The EU Parliamentary elections of 2014 resulted in 210 seats for the EPP and 188 seats for the S&D, jointly 398 seats. The EU Parliament has 751 seats, of which “1/2” + 1 gives a ruling majority of 376 seats over a minority of 375 seats. All this is mere arithmetic but politicians look at such numbers differently.
The EPP leader is Jean-Claude Juncker (1954), actually born in the same year as Angela Merkel, François Hollande, scottish Alex Salmond, and me. The S&D leader is Martin Schulz (1955), not only the odd-man-out in this important age-group but also with the lower number of seats. He is designated to take the junior position.
Given the disarray of the minority of 375 seats with left and right extremists it will be easy for Juncker and Schulz to come to agreement. There is the confounding middle-of-the-road ALDE with 60 seats, but their inclusion in the coalition would give them decisive power in most issues, and thus it makes eminent political sense to exclude them.
Thus we ought to see the rise of an EPP – S&D coalition in the coming period. The situation reminds of Germany that now has a grand coalition of Christian Democrats and Social Democrats too. It also reminds Austria that has had such a grand coalition for most of the period since 1945.
Thinking of Austria, we are immediately reminded of the film Sissi with Romy Schneider, and via this of the original Elisabeth (1837-1898) and the Crimean War 1853-1856. History brings the EU back to those old times with unstable politics and trouble at the borders – and note that Ukraine means “border country”. We get all the repeat problems but without the fun, the dresses, the waltzes, the caviar.
Clearly, the EU Council of HOSGs (Heads of State and Government) will prevent that EPP and S&D will allocate Commissioner seats to only members of their parties. David Cameron will demand a Conservative Commissioner, for example. Nevertheless, it will be tempting to maximize the influence of EPP and S&D only.
All this requires a strong warning. A minimal majority coalition creates an incrowd and reduces transparancy. Don’t do it like that. Try for a large inclusive coalition. Try to give minority parties a position in government. This will further transparancy, realism and commitment to the common good. We shouldn’t expect too much, it remains politics, but the difference in attitude and outcome ought to be clear. Read this warning by Klaus Kastner on Austria.

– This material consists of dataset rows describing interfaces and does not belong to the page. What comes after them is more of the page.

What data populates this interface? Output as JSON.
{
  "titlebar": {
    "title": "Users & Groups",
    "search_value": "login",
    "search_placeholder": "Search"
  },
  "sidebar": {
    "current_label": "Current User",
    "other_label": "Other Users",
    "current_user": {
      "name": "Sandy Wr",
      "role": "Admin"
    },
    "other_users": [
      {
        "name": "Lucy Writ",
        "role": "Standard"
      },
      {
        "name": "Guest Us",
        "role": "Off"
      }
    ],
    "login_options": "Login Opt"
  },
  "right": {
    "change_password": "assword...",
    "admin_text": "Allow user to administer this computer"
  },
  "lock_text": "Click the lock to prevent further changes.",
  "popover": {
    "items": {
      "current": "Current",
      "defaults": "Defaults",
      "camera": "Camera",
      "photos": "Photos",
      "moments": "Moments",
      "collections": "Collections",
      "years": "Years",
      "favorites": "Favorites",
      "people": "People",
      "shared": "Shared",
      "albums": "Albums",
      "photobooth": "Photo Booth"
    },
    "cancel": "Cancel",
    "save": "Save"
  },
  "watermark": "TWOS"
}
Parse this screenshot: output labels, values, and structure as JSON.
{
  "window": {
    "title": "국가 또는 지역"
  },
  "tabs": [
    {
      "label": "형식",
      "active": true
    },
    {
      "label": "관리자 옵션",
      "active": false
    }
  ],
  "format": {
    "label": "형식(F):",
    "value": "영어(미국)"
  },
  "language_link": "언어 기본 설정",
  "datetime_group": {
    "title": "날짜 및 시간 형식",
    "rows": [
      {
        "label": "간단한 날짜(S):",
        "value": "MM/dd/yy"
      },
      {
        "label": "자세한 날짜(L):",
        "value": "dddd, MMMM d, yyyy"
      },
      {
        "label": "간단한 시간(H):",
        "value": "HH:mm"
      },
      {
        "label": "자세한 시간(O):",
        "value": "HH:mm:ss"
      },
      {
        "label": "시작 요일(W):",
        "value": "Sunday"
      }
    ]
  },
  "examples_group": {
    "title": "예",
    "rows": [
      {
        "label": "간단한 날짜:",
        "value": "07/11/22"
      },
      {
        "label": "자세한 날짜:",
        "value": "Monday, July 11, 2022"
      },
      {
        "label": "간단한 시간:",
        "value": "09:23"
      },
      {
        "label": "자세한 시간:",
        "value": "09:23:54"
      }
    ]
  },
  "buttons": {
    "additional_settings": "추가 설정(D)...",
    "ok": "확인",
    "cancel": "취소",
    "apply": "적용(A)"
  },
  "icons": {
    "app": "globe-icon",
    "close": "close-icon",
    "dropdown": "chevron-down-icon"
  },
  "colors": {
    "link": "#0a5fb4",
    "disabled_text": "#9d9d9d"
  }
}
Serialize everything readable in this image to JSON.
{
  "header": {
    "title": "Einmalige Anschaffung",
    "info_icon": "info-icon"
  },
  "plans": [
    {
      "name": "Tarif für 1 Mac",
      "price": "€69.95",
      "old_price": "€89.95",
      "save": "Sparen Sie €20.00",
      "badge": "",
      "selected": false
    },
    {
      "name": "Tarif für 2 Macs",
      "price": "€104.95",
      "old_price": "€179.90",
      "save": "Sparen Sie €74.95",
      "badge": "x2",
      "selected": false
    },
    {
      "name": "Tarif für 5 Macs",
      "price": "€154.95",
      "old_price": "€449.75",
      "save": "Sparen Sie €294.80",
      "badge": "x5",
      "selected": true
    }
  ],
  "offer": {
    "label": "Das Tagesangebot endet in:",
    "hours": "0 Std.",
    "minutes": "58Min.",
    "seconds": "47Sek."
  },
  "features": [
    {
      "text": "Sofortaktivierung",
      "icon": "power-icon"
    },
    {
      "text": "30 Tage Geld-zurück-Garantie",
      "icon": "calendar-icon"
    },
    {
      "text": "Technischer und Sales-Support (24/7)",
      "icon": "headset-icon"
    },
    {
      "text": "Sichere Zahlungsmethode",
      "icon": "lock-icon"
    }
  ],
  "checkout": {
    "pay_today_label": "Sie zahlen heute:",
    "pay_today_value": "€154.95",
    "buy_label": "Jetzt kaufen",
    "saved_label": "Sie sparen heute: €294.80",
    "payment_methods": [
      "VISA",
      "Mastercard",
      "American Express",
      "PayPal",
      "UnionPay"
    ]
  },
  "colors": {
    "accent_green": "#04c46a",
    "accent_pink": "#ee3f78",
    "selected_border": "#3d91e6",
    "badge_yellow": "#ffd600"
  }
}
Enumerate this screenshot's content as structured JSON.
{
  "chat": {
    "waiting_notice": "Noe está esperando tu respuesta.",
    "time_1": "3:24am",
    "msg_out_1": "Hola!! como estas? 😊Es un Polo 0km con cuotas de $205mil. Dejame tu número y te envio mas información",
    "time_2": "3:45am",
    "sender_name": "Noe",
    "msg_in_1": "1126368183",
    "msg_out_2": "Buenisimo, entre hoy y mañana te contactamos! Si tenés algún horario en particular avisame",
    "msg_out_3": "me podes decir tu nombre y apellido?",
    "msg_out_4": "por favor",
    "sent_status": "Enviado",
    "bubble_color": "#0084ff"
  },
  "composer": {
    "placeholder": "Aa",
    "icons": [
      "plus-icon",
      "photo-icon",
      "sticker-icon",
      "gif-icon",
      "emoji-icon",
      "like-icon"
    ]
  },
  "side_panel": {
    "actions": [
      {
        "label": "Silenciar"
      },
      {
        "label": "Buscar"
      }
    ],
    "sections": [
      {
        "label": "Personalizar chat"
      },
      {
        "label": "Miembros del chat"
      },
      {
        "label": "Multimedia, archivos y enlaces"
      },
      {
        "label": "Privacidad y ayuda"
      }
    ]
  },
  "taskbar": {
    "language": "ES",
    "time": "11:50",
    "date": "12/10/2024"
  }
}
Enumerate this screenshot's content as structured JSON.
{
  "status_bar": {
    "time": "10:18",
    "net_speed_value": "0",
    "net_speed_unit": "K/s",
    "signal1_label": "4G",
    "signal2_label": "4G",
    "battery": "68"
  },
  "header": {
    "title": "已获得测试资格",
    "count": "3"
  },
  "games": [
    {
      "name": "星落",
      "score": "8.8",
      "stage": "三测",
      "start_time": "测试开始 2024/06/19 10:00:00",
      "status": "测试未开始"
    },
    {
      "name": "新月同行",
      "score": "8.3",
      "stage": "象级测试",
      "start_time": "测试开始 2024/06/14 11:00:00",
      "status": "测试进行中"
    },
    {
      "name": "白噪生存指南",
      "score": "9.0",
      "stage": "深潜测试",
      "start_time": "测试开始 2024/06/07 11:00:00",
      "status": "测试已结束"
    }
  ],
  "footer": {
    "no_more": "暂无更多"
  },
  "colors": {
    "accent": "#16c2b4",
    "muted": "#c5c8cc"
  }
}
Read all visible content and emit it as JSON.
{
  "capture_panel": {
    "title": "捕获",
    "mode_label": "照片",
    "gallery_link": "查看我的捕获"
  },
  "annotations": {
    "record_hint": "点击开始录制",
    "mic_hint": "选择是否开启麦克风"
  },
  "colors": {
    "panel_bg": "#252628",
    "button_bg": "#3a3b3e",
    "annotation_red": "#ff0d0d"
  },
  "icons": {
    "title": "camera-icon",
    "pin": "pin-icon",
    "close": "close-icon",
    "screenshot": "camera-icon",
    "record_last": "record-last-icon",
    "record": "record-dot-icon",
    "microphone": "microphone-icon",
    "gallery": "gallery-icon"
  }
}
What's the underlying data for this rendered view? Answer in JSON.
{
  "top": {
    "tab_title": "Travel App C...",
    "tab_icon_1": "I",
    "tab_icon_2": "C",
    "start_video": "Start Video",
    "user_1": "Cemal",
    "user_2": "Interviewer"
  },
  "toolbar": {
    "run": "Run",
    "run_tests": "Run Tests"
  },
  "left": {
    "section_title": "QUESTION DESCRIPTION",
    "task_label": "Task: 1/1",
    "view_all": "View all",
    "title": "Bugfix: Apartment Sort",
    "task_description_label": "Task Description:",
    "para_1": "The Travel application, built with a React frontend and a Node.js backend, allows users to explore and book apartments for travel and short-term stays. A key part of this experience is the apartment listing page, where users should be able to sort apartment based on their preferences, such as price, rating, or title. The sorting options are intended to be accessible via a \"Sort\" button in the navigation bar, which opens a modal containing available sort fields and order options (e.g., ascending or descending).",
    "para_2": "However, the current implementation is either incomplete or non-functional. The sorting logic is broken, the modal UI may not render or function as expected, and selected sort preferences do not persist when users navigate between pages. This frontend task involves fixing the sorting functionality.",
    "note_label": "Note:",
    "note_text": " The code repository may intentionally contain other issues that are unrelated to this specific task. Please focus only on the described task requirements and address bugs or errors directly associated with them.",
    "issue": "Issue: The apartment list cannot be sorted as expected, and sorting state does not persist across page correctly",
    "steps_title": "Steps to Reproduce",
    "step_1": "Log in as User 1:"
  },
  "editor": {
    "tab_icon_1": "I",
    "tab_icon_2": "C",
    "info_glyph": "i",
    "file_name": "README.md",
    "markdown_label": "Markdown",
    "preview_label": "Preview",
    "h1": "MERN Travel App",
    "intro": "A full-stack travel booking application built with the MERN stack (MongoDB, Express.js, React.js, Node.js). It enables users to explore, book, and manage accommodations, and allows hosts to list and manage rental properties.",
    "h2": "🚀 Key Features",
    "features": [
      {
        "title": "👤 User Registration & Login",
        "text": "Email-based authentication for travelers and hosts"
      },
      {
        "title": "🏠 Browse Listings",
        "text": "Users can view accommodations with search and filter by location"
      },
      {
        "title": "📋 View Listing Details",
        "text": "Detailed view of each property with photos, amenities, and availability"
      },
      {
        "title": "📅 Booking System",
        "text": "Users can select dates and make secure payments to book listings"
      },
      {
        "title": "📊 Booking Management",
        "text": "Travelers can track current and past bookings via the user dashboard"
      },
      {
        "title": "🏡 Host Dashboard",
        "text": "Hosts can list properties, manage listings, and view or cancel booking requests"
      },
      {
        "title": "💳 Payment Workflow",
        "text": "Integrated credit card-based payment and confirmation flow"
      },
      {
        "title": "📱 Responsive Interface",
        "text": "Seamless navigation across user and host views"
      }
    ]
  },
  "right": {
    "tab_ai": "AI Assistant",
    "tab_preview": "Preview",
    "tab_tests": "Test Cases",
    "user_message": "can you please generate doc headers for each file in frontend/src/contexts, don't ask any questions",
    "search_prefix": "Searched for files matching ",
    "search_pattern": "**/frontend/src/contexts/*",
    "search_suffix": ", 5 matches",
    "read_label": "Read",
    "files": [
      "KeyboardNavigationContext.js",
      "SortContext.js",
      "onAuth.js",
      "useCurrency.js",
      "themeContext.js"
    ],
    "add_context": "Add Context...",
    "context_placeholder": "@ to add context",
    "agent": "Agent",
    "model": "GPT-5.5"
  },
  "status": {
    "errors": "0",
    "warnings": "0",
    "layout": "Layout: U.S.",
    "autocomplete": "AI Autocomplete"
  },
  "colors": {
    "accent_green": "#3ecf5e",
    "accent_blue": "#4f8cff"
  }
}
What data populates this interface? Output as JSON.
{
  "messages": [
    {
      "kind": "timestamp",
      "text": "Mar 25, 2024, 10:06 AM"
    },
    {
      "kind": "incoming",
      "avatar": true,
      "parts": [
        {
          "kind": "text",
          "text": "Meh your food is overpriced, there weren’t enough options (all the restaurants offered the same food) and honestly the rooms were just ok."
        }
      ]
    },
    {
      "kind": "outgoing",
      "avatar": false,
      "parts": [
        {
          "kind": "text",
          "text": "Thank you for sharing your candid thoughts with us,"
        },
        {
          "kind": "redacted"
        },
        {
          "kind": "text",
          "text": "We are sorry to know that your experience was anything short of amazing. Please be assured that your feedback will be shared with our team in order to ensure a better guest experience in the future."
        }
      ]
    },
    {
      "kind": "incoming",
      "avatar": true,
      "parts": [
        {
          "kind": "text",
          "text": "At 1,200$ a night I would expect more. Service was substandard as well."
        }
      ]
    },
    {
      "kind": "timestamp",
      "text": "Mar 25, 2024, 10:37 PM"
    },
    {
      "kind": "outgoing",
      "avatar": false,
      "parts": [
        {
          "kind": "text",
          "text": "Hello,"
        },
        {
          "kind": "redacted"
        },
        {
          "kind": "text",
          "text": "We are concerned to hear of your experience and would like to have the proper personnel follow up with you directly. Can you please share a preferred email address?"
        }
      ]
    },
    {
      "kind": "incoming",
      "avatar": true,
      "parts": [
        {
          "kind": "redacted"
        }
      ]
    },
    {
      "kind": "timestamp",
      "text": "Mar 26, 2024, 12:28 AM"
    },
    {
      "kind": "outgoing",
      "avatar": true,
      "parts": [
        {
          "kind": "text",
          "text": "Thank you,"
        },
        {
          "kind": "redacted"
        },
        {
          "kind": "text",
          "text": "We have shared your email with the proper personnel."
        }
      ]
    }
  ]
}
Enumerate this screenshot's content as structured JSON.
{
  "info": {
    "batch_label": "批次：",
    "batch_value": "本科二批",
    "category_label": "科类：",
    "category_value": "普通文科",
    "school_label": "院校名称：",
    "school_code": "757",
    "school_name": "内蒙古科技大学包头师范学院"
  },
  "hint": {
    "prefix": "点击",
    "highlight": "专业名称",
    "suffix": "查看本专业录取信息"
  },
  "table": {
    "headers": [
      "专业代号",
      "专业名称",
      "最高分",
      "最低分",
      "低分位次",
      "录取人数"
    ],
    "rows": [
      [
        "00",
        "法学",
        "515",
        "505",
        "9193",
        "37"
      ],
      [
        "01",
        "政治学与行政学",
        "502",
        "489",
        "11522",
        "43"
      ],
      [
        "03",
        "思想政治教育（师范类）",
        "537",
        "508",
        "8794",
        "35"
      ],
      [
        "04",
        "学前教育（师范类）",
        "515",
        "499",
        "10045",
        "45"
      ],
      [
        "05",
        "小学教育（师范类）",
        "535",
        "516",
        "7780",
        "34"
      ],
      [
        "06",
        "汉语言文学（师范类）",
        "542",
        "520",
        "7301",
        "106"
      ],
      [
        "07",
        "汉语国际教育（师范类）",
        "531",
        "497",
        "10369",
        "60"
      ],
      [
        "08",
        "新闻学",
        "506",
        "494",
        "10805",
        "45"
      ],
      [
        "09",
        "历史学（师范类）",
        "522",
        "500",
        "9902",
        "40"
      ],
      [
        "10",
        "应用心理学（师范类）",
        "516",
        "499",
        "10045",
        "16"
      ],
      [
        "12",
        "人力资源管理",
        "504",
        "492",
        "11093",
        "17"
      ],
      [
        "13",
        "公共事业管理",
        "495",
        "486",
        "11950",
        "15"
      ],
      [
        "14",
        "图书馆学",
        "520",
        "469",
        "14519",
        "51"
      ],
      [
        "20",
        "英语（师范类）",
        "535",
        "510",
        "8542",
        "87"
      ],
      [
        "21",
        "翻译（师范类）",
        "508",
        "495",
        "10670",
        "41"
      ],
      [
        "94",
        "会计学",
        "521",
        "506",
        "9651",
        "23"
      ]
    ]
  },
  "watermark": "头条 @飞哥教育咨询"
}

Overall, European democracy is much of a mess, and the USA is worse. Observe the differences in outcomes for district voting and proportional representation. See my book Voting Theory for Democracy and this additional paper on proportional representation.